Ridiculous? Not really. As we found out last night, it is closer than you think.
On December 1st, Amazon.com founder Jeff Bezos revealed one of his company’s secret projects: a drone program to rapidly deliver packages across the country in about five years. Really. Here’s the video:
Amazing, right? So Bezos’ vision is that his little drones can deliver packages in a certain radius within a half-hour of about 85% of Amazon.com orders (85% are under 5 pounds, the weight limit).
So I want to thank Bezos. Because if Amazon.com can do it, why can’t the church do the same thing? And the best thing about drone communion is that it silences MOST if NOT ALL of the detractors of online communion.
Here’s how Drone Communion would work:
- People within a geographic area around a local church can “order” their Communion online and hopefully watch the streamed worship service.

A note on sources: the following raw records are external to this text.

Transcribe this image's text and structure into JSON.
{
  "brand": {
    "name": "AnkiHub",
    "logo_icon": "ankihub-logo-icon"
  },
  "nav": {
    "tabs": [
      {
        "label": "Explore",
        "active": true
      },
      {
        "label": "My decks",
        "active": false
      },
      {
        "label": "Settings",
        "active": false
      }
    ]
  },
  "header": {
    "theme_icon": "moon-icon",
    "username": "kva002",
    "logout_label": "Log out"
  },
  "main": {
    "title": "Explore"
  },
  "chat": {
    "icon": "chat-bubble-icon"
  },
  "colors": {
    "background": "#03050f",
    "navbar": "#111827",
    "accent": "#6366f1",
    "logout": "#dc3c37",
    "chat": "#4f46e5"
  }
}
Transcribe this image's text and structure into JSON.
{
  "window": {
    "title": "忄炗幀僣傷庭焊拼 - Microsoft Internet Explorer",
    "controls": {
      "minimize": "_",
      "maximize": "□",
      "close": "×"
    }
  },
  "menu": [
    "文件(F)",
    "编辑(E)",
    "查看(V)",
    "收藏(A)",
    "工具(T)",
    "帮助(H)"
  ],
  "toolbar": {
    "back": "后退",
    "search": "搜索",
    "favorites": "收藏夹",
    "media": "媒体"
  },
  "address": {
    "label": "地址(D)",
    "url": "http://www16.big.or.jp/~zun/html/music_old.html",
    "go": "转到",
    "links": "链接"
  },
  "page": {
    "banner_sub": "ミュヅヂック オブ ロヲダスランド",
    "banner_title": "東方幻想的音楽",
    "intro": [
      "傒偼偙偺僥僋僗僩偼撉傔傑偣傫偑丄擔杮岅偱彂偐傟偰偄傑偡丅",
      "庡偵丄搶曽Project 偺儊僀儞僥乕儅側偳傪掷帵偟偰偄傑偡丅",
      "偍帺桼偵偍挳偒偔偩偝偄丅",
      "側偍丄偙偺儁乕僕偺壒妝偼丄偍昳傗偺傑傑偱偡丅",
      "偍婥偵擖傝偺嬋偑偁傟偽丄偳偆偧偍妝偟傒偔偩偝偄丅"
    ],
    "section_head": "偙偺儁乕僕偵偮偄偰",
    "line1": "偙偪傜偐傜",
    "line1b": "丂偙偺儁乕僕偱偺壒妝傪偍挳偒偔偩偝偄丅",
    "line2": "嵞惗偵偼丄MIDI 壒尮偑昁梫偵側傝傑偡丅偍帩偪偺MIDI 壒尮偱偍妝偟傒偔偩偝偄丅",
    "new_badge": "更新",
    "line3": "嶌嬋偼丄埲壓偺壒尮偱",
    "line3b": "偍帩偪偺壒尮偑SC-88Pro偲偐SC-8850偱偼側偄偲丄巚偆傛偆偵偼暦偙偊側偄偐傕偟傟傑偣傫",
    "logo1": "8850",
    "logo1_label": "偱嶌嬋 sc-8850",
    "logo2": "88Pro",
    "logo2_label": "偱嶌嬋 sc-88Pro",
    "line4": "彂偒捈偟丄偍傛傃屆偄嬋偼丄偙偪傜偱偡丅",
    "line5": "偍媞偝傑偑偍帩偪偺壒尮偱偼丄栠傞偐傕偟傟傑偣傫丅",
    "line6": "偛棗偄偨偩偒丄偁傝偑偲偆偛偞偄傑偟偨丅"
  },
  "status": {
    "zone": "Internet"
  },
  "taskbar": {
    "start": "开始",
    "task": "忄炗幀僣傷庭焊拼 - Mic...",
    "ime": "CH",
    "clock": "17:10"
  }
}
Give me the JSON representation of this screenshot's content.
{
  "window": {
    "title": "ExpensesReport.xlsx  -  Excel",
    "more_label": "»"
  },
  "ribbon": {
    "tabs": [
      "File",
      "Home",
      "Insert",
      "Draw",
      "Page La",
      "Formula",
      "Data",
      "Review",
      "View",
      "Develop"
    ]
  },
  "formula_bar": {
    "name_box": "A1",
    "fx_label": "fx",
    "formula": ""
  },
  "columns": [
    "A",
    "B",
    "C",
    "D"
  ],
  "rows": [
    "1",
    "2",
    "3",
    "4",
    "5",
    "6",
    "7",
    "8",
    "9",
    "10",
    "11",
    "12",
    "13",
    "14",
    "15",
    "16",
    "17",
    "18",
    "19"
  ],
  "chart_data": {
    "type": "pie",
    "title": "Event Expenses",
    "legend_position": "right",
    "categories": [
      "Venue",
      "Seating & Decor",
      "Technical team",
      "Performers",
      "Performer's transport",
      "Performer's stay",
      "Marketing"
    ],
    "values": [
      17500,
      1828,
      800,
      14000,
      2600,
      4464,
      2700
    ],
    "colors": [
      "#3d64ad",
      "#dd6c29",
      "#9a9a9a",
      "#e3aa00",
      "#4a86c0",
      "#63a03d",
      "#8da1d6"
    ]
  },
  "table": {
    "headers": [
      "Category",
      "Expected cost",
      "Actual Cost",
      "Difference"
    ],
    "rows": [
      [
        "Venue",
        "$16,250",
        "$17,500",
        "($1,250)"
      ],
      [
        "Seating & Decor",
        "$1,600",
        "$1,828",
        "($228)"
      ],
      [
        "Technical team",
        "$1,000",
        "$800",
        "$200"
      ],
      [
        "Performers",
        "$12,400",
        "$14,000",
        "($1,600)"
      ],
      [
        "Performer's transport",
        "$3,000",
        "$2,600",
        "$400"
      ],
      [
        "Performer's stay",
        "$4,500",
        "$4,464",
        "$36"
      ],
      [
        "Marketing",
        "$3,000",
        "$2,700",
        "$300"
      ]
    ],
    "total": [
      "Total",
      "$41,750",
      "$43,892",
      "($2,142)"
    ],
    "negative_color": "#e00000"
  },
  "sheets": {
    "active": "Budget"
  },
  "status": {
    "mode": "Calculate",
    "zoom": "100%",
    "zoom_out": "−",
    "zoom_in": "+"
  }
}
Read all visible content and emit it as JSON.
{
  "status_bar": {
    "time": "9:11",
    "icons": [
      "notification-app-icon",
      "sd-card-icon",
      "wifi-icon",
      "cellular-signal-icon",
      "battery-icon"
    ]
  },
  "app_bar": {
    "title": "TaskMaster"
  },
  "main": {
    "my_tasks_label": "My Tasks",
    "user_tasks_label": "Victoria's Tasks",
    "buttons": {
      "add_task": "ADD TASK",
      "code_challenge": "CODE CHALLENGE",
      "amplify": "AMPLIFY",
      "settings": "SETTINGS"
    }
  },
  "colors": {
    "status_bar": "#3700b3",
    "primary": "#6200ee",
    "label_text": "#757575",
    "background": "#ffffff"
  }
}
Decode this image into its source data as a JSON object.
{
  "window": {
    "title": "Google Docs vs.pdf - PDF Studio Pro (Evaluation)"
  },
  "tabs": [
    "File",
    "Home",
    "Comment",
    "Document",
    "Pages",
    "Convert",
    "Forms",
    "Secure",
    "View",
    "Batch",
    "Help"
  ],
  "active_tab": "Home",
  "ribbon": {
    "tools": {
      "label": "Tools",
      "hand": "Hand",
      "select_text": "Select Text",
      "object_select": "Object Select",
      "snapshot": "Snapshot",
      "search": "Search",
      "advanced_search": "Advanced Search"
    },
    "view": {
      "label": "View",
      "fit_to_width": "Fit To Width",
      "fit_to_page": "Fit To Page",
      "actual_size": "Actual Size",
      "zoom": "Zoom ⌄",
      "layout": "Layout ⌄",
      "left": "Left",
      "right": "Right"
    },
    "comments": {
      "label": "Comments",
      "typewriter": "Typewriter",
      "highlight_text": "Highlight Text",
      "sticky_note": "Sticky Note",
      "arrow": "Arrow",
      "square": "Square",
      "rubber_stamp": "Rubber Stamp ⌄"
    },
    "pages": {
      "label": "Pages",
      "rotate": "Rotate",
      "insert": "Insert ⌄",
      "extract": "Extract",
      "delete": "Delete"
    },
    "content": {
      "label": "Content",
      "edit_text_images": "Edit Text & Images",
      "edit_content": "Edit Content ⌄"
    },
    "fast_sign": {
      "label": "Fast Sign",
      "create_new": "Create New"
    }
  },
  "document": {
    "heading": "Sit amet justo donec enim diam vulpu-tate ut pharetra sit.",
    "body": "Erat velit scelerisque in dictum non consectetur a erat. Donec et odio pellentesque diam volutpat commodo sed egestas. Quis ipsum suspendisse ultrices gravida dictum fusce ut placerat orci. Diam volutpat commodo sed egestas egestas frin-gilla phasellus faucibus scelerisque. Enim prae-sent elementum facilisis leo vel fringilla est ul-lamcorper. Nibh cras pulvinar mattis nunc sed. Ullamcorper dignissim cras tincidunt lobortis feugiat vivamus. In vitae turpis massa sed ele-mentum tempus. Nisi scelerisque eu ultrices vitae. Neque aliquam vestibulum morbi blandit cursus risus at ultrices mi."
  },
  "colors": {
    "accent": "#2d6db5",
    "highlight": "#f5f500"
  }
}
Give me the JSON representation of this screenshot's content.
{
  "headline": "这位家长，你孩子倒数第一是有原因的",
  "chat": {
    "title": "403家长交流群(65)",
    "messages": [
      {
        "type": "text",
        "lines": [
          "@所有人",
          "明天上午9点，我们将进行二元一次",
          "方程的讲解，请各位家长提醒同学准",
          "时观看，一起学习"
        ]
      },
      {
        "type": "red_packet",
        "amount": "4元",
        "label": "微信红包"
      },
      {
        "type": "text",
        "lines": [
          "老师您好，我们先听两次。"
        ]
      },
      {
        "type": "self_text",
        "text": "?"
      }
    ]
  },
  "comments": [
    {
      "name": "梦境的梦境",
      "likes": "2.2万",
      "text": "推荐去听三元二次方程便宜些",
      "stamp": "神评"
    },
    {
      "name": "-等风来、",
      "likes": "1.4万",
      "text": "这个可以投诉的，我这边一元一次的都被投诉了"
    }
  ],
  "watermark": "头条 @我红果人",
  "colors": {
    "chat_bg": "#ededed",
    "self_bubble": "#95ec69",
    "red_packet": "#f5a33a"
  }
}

- The Pastor can bless the Sacrament in a traditional worship context at a particular time (so not just once-and-done “drop-in” communion, which is frowned upon).
- The Sacraments along with a pre-recorded pastor’s voice are loaded onto a drone and sent out to the people’s homes.
- The Sacraments arrive and when the person gets near to the drone, the pastor’s voice recites the required sections of “home communion” according to This Holy Mystery, page 23.
When Holy Communion is extended to those unable to attend, the liturgy should include the reading of the Scripture Lesson(s), the Invitation, Confession and Pardon, the Peace, the Lord’s Prayer, distribution, and post-Communion prayer. A prayer of Great Thanksgiving should not be repeated, since this service is an extension of the Communion service held earlier
- The drone can then drop the bread and offer the cup to the person. In this way, the drone “gives” communion to the person so they are not “self-serving” the communion elements.
- BONUS: The drone can also drop off and return pledge cards or giving envelopes. Because these drones are expensive.
- The drone then takes off and heads home. If no one approaches the drone within a set amount of time, it simply returns home automatically so as to not do “reserve communion” beyond the understood time limit.
Friends, we should be proud for three accomplishments.
We’ve solved the problem of online communion, we’ve dealt with most of the major critiques of online communion, and we’ve made (for an exorbitant price) communion available for all people within a fly zone of the church.
Through our online genius, we’ve extended the table to truly reflect John Wesley’s contention “The World is My Parish.” Well done, friends.
What say you?
May the drone be with you.
And also with you.